Keeping food fresh is not an easy process- especially if it has to be shipped thousands of miles away or even to another country. It’s a pain to always test food for freshness manually, especially if it has to be kept in very specific conditions and temperatures. The process of checking it will delay the shipment of the goods, which will result in a higher likelihood of the goods being spoiled.
The solution to that is to monitor it constantly through wireless technology, which we can already do using RFID tags and such. But these tags aren’t exactly edible, and some can even be poisonous, so you wouldn’t really want that tag stuck onto your food. To combat this, researchers from ETH Zurich, Switzerland, have developed an ultra-thin sensor that is safe to ingest.
The study, published in the journal Advanced Functional Materials, states that the team made a sensor that’s only 16 micrometers thick, which is extremely thin when compared to a human hair that’s 100 micrometers thick. The filament is made out of magnesium, which is, “an important part of our diet.”, according to ETH Zurich in their news release. The sticky part is made out of silicon dioxide and nitride, which were made from corn and potato starch. It’s also flexible, as it can be bent, stretched, and crumpled, without risking damage to the tag.
Source: YouTube, ETH Zurich
Once attached to the food, it can detect the actual temperature of it, as opposed to checking the temperature of the room or containment around it. And since the sticker is edible, it doesn’t have to be removed from the product and cleaned.
Source: Tech Crunch
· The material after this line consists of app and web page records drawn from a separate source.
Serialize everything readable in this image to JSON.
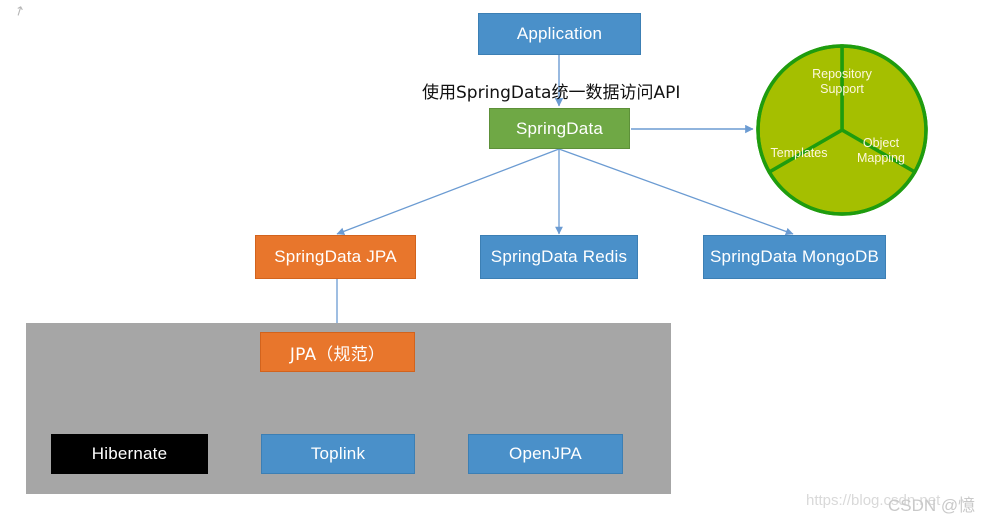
{
  "diagram": {
    "title_annotation": "使用SpringData统一数据访问API",
    "nodes": {
      "application": {
        "label": "Application",
        "color": "#4a90c9"
      },
      "springdata": {
        "label": "SpringData",
        "color": "#6fa845"
      },
      "springdata_jpa": {
        "label": "SpringData JPA",
        "color": "#e8762c"
      },
      "springdata_redis": {
        "label": "SpringData Redis",
        "color": "#4a90c9"
      },
      "springdata_mongodb": {
        "label": "SpringData MongoDB",
        "color": "#4a90c9"
      },
      "jpa_spec": {
        "label": "JPA（规范）",
        "color": "#e8762c"
      },
      "hibernate": {
        "label": "Hibernate",
        "color": "#000000"
      },
      "toplink": {
        "label": "Toplink",
        "color": "#4a90c9"
      },
      "openjpa": {
        "label": "OpenJPA",
        "color": "#4a90c9"
      }
    },
    "panel": {
      "color": "#a6a6a6"
    },
    "pie": {
      "fill": "#a5bf00",
      "stroke": "#1f9c0e",
      "slices": [
        {
          "label": "Repository\nSupport"
        },
        {
          "label": "Object\nMapping"
        },
        {
          "label": "Templates"
        }
      ]
    },
    "arrow_color": "#6b9bd2"
  },
  "watermark": {
    "url": "https://blog.csdn.net",
    "brand": "CSDN @憶",
    "corner": "↗"
  }
}
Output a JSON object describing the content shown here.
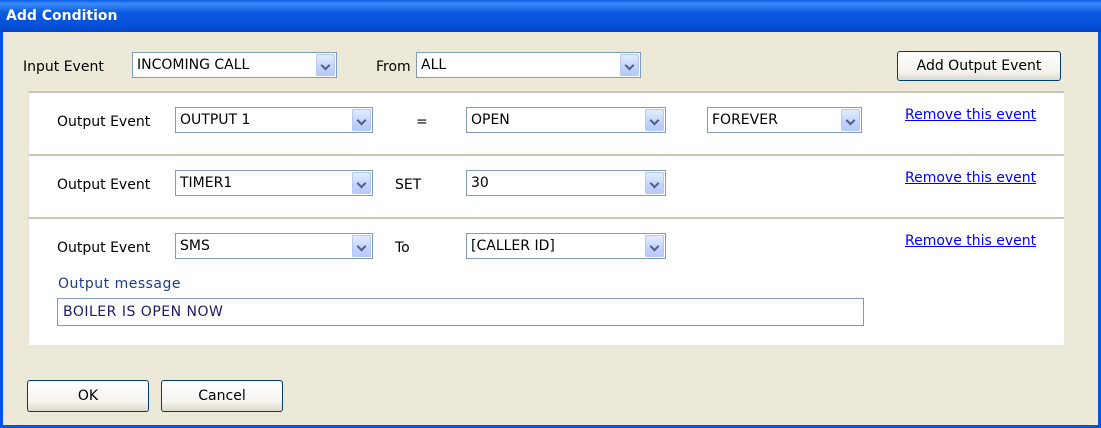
{
  "window": {
    "title": "Add Condition"
  },
  "input_row": {
    "input_event_label": "Input Event",
    "input_event_value": "INCOMING CALL",
    "from_label": "From",
    "from_value": "ALL",
    "add_output_button": "Add Output Event"
  },
  "output_events": [
    {
      "label": "Output Event",
      "event_value": "OUTPUT 1",
      "operator": "=",
      "second_value": "OPEN",
      "duration_value": "FOREVER",
      "remove_link": "Remove this event"
    },
    {
      "label": "Output Event",
      "event_value": "TIMER1",
      "operator": "SET",
      "second_value": "30",
      "remove_link": "Remove this event"
    },
    {
      "label": "Output Event",
      "event_value": "SMS",
      "operator": "To",
      "second_value": "[CALLER ID]",
      "message_label": "Output message",
      "message_value": "BOILER IS OPEN NOW",
      "remove_link": "Remove this event"
    }
  ],
  "footer": {
    "ok_label": "OK",
    "cancel_label": "Cancel"
  },
  "colors": {
    "titlebar": "#0054e3",
    "dialog_bg": "#ece9d8",
    "link": "#0000ff",
    "message_label": "#1b3c8c"
  }
}
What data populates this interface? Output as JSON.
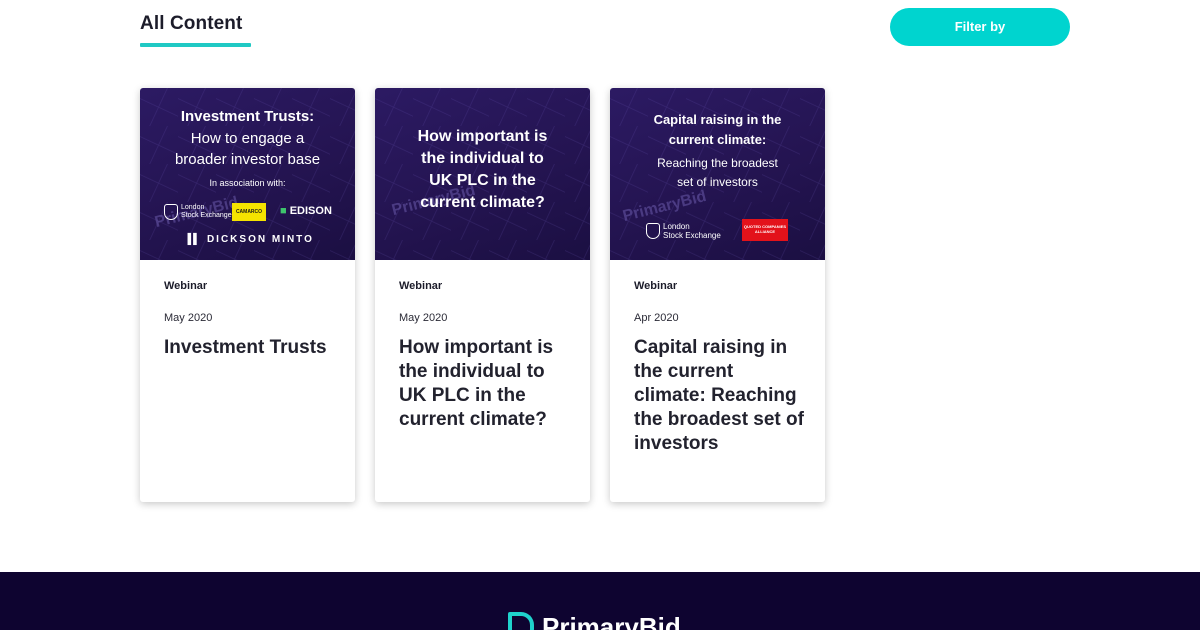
{
  "header": {
    "title": "All Content",
    "filter_label": "Filter by"
  },
  "cards": [
    {
      "type": "Webinar",
      "date": "May 2020",
      "title": "Investment Trusts",
      "image": {
        "heading": "Investment Trusts:",
        "line1": "How to engage a",
        "line2": "broader investor base",
        "assoc": "In association with:",
        "lse_line1": "London",
        "lse_line2": "Stock Exchange",
        "camarco": "CAMARCO",
        "edison": "EDISON",
        "dickson": "DICKSON MINTO",
        "watermark": "PrimaryBid"
      }
    },
    {
      "type": "Webinar",
      "date": "May 2020",
      "title": "How important is the individual to UK PLC in the current climate?",
      "image": {
        "line1": "How important is",
        "line2": "the individual to",
        "line3": "UK PLC in the",
        "line4": "current climate?",
        "watermark": "PrimaryBid"
      }
    },
    {
      "type": "Webinar",
      "date": "Apr 2020",
      "title": "Capital raising in the current climate: Reaching the broadest set of investors",
      "image": {
        "line1": "Capital raising in the",
        "line2": "current climate:",
        "line3": "Reaching the broadest",
        "line4": "set of investors",
        "lse_line1": "London",
        "lse_line2": "Stock Exchange",
        "qca": "QUOTED COMPANIES ALLIANCE",
        "watermark": "PrimaryBid"
      }
    }
  ],
  "footer": {
    "brand": "PrimaryBid"
  },
  "colors": {
    "accent": "#00d4cf",
    "footer_bg": "#0e0430",
    "card_image_bg": "#241451"
  }
}
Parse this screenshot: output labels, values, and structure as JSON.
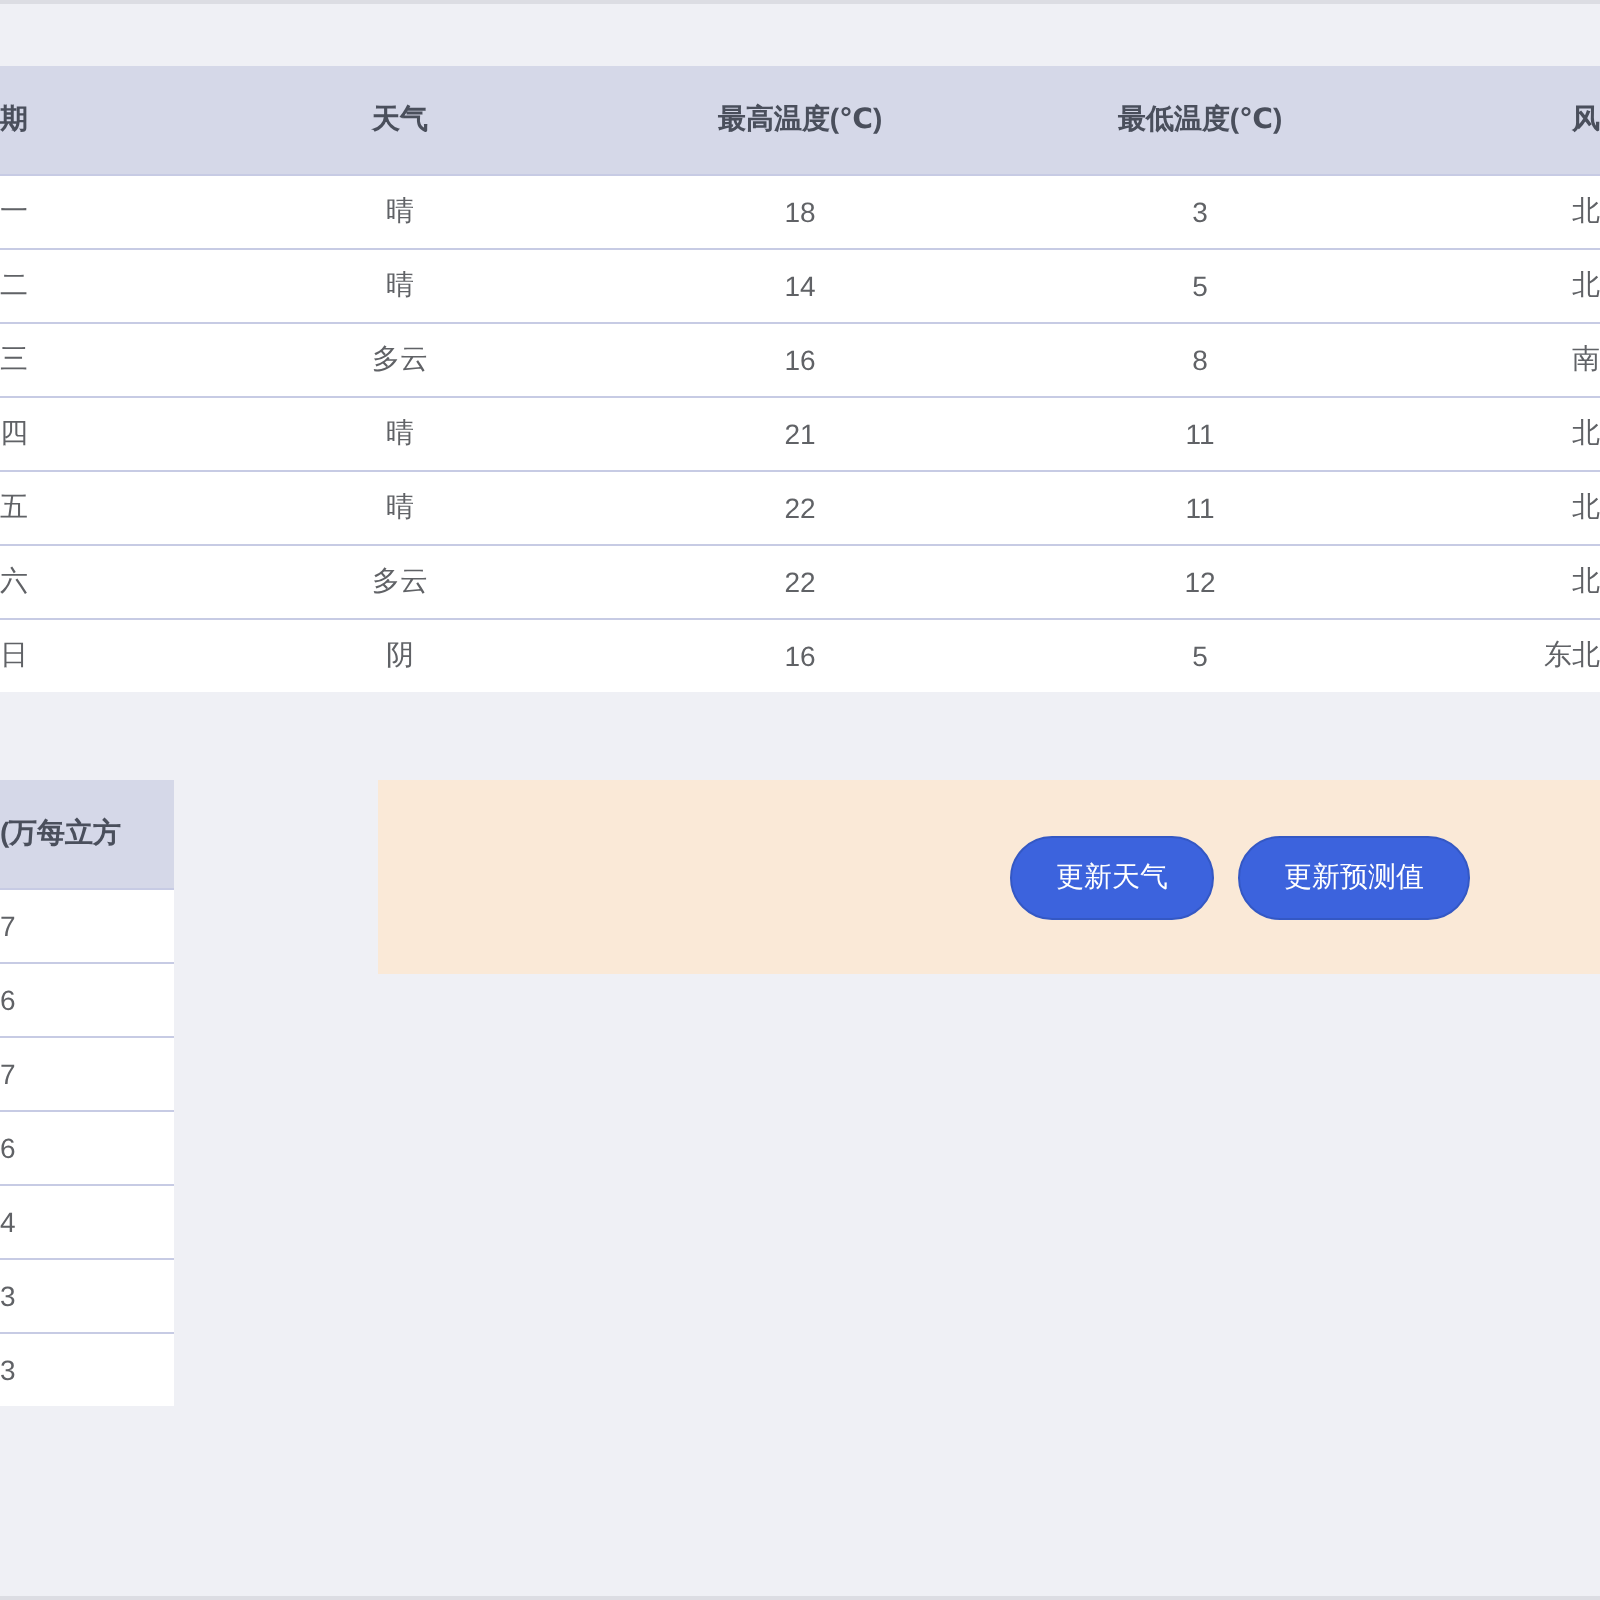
{
  "weather_table": {
    "columns": [
      "期",
      "天气",
      "最高温度(℃)",
      "最低温度(℃)",
      "风"
    ],
    "rows": [
      [
        "一",
        "晴",
        "18",
        "3",
        "北"
      ],
      [
        "二",
        "晴",
        "14",
        "5",
        "北"
      ],
      [
        "三",
        "多云",
        "16",
        "8",
        "南"
      ],
      [
        "四",
        "晴",
        "21",
        "11",
        "北"
      ],
      [
        "五",
        "晴",
        "22",
        "11",
        "北"
      ],
      [
        "六",
        "多云",
        "22",
        "12",
        "北"
      ],
      [
        "日",
        "阴",
        "16",
        "5",
        "东北"
      ]
    ]
  },
  "forecast_table": {
    "column": "(万每立方",
    "rows": [
      "7",
      "6",
      "7",
      "6",
      "4",
      "3",
      "3"
    ]
  },
  "actions": [
    "更新天气",
    "更新预测值"
  ]
}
The power and the wireless components that send the data are of course inedible, but they aren’t stuck directly on to the food and are placed elsewhere, so there’s no problem there.